| Task description |
Gather the lines from the material that contain "true".

| Entries supplied |

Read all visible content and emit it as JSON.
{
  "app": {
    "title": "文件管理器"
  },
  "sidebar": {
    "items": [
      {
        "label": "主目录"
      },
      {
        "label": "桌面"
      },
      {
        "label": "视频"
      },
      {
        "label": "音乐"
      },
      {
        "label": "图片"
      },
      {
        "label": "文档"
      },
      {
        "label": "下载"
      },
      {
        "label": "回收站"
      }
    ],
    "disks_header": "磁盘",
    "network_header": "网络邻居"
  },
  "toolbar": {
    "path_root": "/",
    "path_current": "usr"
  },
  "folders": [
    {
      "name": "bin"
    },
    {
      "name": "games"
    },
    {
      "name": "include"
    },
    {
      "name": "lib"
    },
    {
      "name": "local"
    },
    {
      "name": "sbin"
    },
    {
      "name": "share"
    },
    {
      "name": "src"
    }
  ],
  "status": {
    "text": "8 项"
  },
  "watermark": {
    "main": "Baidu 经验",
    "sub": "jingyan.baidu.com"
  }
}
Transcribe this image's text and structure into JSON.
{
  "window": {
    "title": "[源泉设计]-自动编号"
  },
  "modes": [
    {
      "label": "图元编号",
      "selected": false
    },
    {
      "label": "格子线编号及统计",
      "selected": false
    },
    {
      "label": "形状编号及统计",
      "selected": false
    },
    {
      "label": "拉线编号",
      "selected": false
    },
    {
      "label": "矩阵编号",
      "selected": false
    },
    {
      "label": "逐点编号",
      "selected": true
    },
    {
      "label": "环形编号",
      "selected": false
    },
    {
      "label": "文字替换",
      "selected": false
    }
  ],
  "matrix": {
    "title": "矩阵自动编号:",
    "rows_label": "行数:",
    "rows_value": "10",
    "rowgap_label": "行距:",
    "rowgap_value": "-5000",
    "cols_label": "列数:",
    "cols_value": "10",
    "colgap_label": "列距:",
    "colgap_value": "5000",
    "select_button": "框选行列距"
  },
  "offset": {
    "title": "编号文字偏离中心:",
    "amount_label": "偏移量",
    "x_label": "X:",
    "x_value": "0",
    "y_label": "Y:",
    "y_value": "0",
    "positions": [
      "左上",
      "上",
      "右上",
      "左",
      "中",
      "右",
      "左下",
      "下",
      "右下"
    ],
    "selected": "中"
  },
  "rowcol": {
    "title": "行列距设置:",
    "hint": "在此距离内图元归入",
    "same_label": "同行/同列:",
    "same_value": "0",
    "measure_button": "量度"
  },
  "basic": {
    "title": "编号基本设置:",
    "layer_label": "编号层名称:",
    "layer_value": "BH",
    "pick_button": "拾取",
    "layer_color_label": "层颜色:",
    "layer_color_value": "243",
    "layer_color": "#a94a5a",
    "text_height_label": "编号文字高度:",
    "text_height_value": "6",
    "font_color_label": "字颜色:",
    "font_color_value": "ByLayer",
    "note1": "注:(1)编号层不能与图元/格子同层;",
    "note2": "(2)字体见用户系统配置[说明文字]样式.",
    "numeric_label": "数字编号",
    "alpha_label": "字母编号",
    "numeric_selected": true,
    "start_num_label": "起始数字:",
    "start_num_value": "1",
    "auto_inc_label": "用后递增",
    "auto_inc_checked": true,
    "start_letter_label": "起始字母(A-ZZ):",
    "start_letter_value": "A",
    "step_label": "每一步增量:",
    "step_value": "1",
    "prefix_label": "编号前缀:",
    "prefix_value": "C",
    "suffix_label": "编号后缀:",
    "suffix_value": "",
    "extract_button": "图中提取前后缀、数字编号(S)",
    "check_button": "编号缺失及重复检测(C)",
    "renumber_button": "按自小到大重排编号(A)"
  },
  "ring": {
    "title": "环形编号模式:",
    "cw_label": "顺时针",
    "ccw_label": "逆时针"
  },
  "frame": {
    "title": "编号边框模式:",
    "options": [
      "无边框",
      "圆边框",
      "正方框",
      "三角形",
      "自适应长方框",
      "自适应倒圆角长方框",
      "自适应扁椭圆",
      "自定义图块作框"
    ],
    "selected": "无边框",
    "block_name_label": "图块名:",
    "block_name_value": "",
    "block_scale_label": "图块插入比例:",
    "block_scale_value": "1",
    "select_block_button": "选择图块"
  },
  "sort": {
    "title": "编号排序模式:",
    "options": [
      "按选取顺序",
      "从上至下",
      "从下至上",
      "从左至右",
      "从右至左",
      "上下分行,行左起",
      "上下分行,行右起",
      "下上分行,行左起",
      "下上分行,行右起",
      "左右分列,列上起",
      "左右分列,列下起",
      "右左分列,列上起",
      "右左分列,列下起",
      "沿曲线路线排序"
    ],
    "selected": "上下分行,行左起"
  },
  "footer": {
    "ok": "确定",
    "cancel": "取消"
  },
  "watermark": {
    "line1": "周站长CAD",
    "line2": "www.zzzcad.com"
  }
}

| Output of the exercise |
      "selected": true
    "numeric_selected": true,
    "auto_inc_checked": true,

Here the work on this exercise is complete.